Taormina became an international renowned tourist resort for its beautiful scenery. When nearby Naxos was destroyed by Dionysius, the tyrant of Syracuse, in 358 B.C., a group of survivors founded the Greek city called Tauromenion; the acropolis was at the summit of Mount Tauro and the agora where Piazza Vittorio Emanuele II is situated today. The town expanded considerably in Roman times, but in the last decades of the 1st century B.C. Octavian punished its inhabitants for helping Sextus Pompey, deporting them and reducing the town to the level of a colony. Taormina thus began to decline, until the Byzantines reserved its fortunes when they chose it as the capital of Sicily.

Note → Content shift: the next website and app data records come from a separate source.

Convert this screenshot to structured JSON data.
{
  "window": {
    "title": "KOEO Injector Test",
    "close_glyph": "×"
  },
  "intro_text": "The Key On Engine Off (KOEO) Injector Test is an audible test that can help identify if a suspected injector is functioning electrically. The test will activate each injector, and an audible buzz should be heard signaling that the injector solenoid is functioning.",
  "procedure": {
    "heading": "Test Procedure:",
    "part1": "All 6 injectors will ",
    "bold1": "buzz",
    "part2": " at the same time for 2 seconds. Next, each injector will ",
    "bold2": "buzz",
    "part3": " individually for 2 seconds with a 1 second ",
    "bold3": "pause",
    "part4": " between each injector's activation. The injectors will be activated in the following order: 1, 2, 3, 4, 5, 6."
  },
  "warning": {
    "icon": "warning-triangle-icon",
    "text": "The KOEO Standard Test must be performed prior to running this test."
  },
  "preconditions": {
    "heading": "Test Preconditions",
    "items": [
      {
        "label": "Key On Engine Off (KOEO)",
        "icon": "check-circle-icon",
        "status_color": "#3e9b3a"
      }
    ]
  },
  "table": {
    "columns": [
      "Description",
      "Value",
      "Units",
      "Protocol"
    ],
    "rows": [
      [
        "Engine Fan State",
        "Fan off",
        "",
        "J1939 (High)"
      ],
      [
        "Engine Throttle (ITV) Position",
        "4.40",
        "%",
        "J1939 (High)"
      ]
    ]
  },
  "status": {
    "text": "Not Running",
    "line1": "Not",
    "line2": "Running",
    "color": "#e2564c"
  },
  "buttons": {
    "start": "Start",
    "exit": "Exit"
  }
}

The Arabs destroyed it twice, in 902 and 962, after which they partially rebuilt it. Under the Norman domination the town spread to the area known as the Borgo, and it developed further in the 13-15th century.
What else to visit: Castlemola, founded by the Sicels in the 8th c. BC and Giardini Naxos, the very first Greek colony in Sicily.